ABOUT THIS TASK. State how many lines of the entries below hold the word "JSON"; reply with nothing but the number.

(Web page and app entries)

┏━━

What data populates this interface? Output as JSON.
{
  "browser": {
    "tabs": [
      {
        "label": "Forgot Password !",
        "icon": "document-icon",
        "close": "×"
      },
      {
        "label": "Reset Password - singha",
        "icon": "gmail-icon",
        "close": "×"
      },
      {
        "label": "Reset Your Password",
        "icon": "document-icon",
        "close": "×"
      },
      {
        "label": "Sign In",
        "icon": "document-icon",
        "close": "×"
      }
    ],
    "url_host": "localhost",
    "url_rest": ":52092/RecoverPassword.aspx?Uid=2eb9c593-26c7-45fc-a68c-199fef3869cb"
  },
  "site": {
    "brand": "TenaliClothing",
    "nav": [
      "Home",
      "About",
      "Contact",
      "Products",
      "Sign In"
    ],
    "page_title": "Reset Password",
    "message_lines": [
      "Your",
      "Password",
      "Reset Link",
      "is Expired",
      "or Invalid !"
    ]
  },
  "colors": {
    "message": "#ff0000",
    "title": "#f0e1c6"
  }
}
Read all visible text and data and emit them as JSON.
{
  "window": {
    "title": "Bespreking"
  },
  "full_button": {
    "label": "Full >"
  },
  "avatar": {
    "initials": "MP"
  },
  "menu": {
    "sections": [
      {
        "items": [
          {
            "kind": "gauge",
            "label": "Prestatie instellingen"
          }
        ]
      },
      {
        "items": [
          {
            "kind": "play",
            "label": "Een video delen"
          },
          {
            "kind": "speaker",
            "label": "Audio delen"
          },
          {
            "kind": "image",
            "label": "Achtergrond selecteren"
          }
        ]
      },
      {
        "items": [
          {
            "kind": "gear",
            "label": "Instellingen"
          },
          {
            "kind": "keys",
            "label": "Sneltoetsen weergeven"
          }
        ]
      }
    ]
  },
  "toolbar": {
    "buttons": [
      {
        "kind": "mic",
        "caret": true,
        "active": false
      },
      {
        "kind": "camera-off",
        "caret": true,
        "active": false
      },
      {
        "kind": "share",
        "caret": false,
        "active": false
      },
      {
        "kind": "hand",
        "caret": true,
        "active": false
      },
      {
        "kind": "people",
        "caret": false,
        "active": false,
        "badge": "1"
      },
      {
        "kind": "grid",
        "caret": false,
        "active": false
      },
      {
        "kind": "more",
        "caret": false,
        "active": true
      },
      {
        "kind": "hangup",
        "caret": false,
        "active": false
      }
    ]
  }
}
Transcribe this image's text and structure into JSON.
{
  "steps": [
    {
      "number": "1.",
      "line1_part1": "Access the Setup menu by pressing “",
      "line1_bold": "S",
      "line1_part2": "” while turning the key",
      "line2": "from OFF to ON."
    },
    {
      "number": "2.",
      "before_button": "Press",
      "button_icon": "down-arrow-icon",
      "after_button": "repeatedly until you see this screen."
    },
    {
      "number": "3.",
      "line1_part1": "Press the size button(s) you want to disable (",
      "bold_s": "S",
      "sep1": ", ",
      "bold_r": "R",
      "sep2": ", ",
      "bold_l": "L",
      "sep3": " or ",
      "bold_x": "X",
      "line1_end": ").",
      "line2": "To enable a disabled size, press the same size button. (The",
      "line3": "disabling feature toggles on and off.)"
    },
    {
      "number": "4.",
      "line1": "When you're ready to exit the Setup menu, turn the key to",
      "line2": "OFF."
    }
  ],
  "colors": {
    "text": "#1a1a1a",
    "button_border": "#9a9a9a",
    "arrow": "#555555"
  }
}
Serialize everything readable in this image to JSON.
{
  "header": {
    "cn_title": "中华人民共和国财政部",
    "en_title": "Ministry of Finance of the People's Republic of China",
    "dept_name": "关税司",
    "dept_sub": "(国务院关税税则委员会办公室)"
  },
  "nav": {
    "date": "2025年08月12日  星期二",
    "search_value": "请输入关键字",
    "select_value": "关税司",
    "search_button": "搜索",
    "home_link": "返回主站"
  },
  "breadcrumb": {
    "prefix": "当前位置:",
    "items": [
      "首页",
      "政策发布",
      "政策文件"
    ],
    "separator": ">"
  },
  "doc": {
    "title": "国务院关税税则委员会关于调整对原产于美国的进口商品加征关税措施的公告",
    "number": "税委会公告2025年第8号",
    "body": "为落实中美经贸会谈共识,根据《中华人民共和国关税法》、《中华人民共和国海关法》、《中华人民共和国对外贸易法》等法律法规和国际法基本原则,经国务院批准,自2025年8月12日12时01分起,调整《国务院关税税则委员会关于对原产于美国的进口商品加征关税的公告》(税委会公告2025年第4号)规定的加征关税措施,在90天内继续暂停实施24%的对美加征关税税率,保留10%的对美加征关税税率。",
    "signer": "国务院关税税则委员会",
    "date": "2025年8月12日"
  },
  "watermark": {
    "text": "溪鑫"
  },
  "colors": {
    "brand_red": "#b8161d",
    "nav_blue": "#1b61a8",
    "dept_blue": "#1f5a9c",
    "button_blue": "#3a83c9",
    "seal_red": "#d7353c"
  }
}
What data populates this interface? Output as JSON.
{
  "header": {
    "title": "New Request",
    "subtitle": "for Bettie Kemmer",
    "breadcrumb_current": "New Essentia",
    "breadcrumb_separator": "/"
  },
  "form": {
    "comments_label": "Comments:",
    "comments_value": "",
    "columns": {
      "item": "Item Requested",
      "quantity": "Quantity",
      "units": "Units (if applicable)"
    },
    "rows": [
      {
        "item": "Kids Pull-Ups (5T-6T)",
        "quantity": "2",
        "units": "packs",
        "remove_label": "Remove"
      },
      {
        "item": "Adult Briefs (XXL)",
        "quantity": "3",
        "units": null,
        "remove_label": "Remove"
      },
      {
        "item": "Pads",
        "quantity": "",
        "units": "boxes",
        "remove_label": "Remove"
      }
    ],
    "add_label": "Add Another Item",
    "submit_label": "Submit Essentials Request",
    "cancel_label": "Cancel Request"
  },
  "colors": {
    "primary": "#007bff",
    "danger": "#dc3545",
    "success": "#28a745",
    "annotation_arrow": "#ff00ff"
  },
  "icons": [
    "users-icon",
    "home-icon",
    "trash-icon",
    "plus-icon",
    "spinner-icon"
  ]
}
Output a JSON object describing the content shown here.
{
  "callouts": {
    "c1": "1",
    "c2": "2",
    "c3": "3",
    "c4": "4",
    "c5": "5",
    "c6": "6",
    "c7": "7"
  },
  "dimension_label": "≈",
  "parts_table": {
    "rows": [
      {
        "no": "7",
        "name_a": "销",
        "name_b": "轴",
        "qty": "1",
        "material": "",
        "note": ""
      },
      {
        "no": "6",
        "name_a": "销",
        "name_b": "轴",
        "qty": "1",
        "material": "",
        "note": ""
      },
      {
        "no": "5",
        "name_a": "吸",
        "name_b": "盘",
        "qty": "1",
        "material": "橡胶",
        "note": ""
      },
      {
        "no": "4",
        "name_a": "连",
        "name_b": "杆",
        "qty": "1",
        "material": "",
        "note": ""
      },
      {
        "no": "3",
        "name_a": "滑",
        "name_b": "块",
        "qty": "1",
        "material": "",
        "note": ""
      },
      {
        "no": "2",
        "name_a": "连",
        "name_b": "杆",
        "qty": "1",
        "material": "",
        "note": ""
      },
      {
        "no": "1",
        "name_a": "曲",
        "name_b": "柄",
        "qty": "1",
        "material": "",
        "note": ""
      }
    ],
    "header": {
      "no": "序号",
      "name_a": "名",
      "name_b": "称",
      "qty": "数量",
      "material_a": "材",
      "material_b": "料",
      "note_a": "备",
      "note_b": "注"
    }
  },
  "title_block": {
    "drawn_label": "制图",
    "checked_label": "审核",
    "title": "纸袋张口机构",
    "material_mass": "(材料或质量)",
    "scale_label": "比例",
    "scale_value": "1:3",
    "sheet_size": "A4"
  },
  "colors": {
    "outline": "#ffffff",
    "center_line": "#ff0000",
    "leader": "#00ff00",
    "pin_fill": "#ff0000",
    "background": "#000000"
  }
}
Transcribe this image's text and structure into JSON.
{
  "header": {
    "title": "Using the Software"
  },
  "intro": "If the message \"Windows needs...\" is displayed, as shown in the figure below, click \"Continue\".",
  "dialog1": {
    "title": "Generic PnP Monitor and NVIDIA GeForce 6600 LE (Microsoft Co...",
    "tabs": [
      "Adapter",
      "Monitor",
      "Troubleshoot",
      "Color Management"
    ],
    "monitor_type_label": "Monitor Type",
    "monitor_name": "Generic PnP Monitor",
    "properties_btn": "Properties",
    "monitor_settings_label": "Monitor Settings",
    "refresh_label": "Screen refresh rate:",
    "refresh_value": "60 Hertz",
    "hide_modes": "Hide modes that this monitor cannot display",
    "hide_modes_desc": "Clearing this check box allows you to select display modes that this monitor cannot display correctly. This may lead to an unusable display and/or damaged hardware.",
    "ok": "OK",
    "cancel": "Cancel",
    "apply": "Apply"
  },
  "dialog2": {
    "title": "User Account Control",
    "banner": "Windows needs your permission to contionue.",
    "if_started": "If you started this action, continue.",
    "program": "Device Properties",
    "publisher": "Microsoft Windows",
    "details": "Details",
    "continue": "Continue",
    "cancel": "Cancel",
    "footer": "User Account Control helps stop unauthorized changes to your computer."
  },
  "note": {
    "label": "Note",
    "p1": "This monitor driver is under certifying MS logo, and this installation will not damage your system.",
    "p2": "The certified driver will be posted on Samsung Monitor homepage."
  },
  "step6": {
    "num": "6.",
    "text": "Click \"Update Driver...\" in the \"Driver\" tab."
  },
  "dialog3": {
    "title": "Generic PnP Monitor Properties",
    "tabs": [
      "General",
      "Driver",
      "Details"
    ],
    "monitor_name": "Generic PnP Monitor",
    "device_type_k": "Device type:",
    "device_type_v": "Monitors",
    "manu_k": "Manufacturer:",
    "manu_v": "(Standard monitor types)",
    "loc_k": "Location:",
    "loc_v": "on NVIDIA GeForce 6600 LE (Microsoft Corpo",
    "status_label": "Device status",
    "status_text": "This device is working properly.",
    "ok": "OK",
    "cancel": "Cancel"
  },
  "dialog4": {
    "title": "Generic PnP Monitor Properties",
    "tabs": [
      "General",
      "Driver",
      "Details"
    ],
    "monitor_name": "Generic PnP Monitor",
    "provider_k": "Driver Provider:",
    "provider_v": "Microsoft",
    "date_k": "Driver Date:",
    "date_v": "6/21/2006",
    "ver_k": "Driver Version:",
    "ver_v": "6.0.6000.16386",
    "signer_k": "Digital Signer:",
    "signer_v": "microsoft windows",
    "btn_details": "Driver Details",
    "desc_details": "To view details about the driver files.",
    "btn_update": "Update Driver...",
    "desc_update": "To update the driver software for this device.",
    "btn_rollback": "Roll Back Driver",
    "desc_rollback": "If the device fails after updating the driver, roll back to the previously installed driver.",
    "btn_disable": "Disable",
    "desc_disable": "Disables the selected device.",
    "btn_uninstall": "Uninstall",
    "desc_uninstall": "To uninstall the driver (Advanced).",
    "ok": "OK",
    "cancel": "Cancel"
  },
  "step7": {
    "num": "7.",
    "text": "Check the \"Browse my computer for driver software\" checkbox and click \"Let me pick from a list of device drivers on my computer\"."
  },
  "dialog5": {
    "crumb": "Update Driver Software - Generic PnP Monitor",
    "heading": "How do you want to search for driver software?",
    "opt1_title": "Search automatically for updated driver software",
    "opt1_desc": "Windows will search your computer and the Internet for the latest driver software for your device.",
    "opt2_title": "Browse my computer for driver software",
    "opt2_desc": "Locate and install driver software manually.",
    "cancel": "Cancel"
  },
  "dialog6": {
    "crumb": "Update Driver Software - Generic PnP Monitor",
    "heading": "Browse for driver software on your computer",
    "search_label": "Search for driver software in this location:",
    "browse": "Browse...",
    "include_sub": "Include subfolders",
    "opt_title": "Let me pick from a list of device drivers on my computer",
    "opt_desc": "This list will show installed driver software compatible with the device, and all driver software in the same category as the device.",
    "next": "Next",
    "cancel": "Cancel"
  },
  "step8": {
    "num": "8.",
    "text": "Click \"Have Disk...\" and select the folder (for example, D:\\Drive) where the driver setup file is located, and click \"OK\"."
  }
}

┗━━

RESPONSE TO THE EXERCISE. 7